Friday, May 2, 2014
A day after she took Democratic gubernatorial frontrunner Tom Wolf to task during a debate at Franklin and Marshall college, Congresswoman Allyson Schwartz released an ad Friday about "the full picture of Tom Wolf and his business record."
“Tom Wolf’s ads tell a nice story, but like any fairy tale, the story simply isn't true,” Mark Bergman, spokesman for the Schwartz campaign said. “Tom Wolf is just a typical business executive looking out for himself first. That's not different, that's what corporate CEOs do. He wasn’t a different type of businessman and won’t be a different type of Governor. Pennsylvania deserves the truth, not just a pretty picture.”
According to a release from the Schwartz campaign:
"In 2006, Tom Wolf loaded up his company with millions of dollars in debt in order to take a leveraged buyout of $20 million. The result was that in 2009, the company couldn’t keep pace with the debt that Wolf’s leveraged buyout created, and a majority of Wolf Organization employees lost their jobs.

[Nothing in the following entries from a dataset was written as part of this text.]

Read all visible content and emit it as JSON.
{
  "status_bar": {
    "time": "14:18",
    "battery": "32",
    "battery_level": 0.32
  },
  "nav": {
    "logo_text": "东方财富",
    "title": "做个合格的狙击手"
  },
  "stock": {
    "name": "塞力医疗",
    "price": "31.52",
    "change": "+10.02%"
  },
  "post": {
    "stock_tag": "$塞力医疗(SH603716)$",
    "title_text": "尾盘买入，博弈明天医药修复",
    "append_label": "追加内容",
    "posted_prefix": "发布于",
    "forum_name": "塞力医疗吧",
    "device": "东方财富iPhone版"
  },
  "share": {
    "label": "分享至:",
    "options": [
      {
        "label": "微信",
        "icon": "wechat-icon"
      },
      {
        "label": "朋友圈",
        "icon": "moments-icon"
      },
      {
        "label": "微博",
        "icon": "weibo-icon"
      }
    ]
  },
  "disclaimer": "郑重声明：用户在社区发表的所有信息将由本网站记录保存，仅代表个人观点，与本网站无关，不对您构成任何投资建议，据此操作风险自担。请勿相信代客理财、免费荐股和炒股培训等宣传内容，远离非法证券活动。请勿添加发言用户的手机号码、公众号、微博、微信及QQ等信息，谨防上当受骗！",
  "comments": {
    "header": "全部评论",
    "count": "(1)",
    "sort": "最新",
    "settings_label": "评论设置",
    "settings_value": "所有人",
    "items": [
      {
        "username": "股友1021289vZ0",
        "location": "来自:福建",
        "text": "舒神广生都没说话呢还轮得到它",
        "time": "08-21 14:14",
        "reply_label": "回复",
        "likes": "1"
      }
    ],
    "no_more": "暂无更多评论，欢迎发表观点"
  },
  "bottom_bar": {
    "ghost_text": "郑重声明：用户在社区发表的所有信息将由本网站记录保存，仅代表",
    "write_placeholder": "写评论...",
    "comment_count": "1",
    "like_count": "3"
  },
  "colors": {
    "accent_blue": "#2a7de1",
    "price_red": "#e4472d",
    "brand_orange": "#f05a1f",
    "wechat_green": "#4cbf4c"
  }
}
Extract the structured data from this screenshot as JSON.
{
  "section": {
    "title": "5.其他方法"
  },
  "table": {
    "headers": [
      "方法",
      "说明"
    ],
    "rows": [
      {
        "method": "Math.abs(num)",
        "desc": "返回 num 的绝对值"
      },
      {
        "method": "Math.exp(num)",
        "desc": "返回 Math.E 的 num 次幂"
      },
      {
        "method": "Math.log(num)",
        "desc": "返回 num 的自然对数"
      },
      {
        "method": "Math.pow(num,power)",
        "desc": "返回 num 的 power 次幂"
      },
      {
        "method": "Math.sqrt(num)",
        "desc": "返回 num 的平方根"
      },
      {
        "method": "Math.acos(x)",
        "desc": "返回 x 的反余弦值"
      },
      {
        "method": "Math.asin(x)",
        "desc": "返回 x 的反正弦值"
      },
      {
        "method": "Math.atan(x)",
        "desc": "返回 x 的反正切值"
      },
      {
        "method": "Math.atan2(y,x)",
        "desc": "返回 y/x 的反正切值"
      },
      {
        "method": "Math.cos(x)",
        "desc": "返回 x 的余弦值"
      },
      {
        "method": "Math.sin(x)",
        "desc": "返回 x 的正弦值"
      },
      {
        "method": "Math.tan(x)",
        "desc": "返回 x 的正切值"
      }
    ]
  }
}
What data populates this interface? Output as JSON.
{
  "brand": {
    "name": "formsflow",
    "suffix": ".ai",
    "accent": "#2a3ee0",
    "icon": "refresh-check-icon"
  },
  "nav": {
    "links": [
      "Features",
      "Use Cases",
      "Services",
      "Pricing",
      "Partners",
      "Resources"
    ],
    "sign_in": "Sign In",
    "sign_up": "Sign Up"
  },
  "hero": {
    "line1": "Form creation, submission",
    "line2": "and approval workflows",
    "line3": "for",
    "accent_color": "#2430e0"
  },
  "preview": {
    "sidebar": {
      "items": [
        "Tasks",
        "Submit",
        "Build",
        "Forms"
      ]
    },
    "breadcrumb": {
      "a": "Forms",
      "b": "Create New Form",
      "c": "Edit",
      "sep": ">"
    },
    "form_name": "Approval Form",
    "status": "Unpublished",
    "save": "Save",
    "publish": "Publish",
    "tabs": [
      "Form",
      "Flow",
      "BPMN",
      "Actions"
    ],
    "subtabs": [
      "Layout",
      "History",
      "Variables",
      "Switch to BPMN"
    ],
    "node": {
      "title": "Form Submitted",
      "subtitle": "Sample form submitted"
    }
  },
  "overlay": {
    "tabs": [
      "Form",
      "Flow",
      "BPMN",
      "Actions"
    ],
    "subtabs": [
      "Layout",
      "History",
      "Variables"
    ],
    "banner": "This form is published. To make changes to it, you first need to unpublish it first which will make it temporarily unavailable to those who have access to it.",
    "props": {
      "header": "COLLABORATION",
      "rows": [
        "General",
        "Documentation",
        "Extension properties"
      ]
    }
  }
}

Wolf told the Central Penn Business Journal in 2009 that the only issue at the time was the debt load.
The Business Journal reported, “When Wolf returned to the company, its only issue was its debt load, he [Wolf] said.
He and his partners were able to recapitalize the firm with an infusion of cash, which gave it the financial ability to implement this expansion project, he said. ‘What we had was a great company (that) ... had already figured out how to make money with the reduced sales that are out there in the housing market right now.’”
“Allyson Schwartz is a proven, tested leader who has a record of standing up for Pennsylvania families. As Governor, she will bring that experience and leadership to shake up the status quo in Harrisburg and get important things done for Pennsylvania,” Bergman added.
The ad quotes a piece published last month in the Philadelphia Inquirer about the leveraged buyout of Wolf's cabinet-making company that netted he and his cousins $20 million each, funded at least partially by debt the company took on to make the payments. When the company began having trouble paying down the debt, Wolf infused cash back into the company and resumed his role as CEO.
UPDATE: Tom Wolf responded to the attacks this afternoon with an ad of his own featuring employees of his business crediting Wolf with saving the business when it was ready to close.
"In 2009, the company was about to shut down but Tom bought the business back," General Manager and 23-year-employee Mike O'Brien says in the commercial. "
Adds Logistics administrator Christine Fisher, "Tom changed the business model and saved jobs."
You can see the ad here: